We will also change the way people are authenticated when using database and web applications, e-mail, VPN and more. The transition will require work by developers and patience from users, but in the end will provide an environment with fewer passwords to remember that is in line with ever tighter computer security requirements. So watch for announcements coming soon.
Many leaders in the Computing Division are learning a new approach to deliver IT services: the Information Technology Infrastructure Library. The computing industry is embracing this new method, which comes from the UK. The ITIL will help us to become more cost-effective and better understand whether we are living up to your -- and to our own -- expectations.
Due to the furloughs and the upcoming layoffs things might go a little more slowly than originally planned, but we will keep pushing forward and we hope you will see the benefits.
Celebrate Earth Day today
Fermilab celebrates Earth Day today, April 30, with tree planting.
This year's April 30 event in honor of Earth Day and Arbor Day will occur from 11:30 a.m. to 1 p.m. Fermilab volunteers can join Roads and Grounds staff to plant about 65 native hardwood trees, including shagbark hickory, burr oak and bitternut hickory, near the West Wilson Street guard house. See map
The Earth Day tree planting program supports Fermilab's mission of land stewardship. The event's sponsoring organization, Fermi Natural Areas, concentrates on increasing conservation and environmental outreach and research efforts.
Volunteers will receive a hot dog lunch. A special taxi will run from Wilson Hall to the planting site beginning at 11:30 a.m. The taxi will pick attendees up at the ground floor east Wilson Hall entrance. In the event of rain, tree planting will occur on May 7. Read more

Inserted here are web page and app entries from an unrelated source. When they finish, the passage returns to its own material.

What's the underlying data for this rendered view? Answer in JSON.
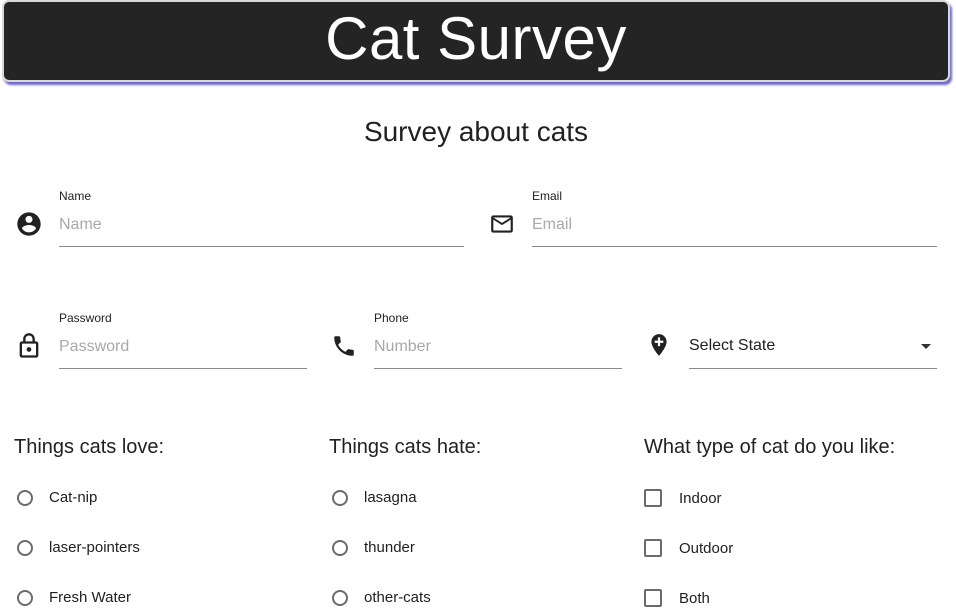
{
  "header": {
    "title": "Cat Survey"
  },
  "form": {
    "subtitle": "Survey about cats",
    "name": {
      "label": "Name",
      "placeholder": "Name",
      "icon": "account-circle-icon"
    },
    "email": {
      "label": "Email",
      "placeholder": "Email",
      "icon": "mail-icon"
    },
    "password": {
      "label": "Password",
      "placeholder": "Password",
      "icon": "lock-icon"
    },
    "phone": {
      "label": "Phone",
      "placeholder": "Number",
      "icon": "phone-icon"
    },
    "state": {
      "value": "Select State",
      "icon": "add-location-icon"
    }
  },
  "groups": {
    "love": {
      "title": "Things cats love:",
      "options": [
        "Cat-nip",
        "laser-pointers",
        "Fresh Water"
      ]
    },
    "hate": {
      "title": "Things cats hate:",
      "options": [
        "lasagna",
        "thunder",
        "other-cats"
      ]
    },
    "type": {
      "title": "What type of cat do you like:",
      "options": [
        "Indoor",
        "Outdoor",
        "Both"
      ]
    }
  },
  "colors": {
    "header_bg": "#242424",
    "header_shadow": "#6d68c8",
    "icon": "#212121"
  }
}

ES&H weekly report, April 29
This week's safety report, compiled by the Fermilab ES&H section, lists no DART injuries. It has been 24 days since the last recordable injury.
The full report is available here.
Safety report archive
Flexible Spending Accounts due today
To get reimbursed, you must submit 2007 Flexible Spending Account claims by April 30, 2008. Fax claims to Cigna at (570) 496-2945. Include a signed and dated claim form with your submission for reimbursement.
2008 CTEQ-MCnet School
The application deadline for the 2008 CTEQ-MCnet Summer School on QCD
Phenomenology and Monte Carlo Event Generators is May 14, 2008. The school,
co-sponsored by Fermilab, will be held in Debrecen, Hungary from August
8-16. The program includes lectures on QCD theory, phenomenology and
analysis as well as hands-on sessions on event generator physics and
techniques. Enrollment is limited to 80 participants. Applications from
postdocs are particularly encouraged. More information
NALWO Spring Tea May 5
Members of the Fermi National Accelerator Laboratory Women's Organization will hold their Spring Tea on May 5 from 11 a.m. - 1 p.m. Barbara Oddone will host the event in her home, Site #29, located just inside the Wilson Street gate. Photo identification is necessary to enter the laboratory. When entering at Wilson Street, turn right at the driveway just beyond the gate. If possible, please bring a favorite dessert or appetizer from your home country. For additional information, contact Susan Kayser, Margie Nagaitsev or the Housing Office at (630) 840-3777.
Interaction Management course
Through practice and feedback for supervisors and managers, this course will teach the essential skills and discussion guidelines necessary for effective coaching. Learn more and enroll
Performance Review course
This course benefits managers and supervisors who conduct performance reviews. You must complete the Interaction Management course before participating. Learn more and enroll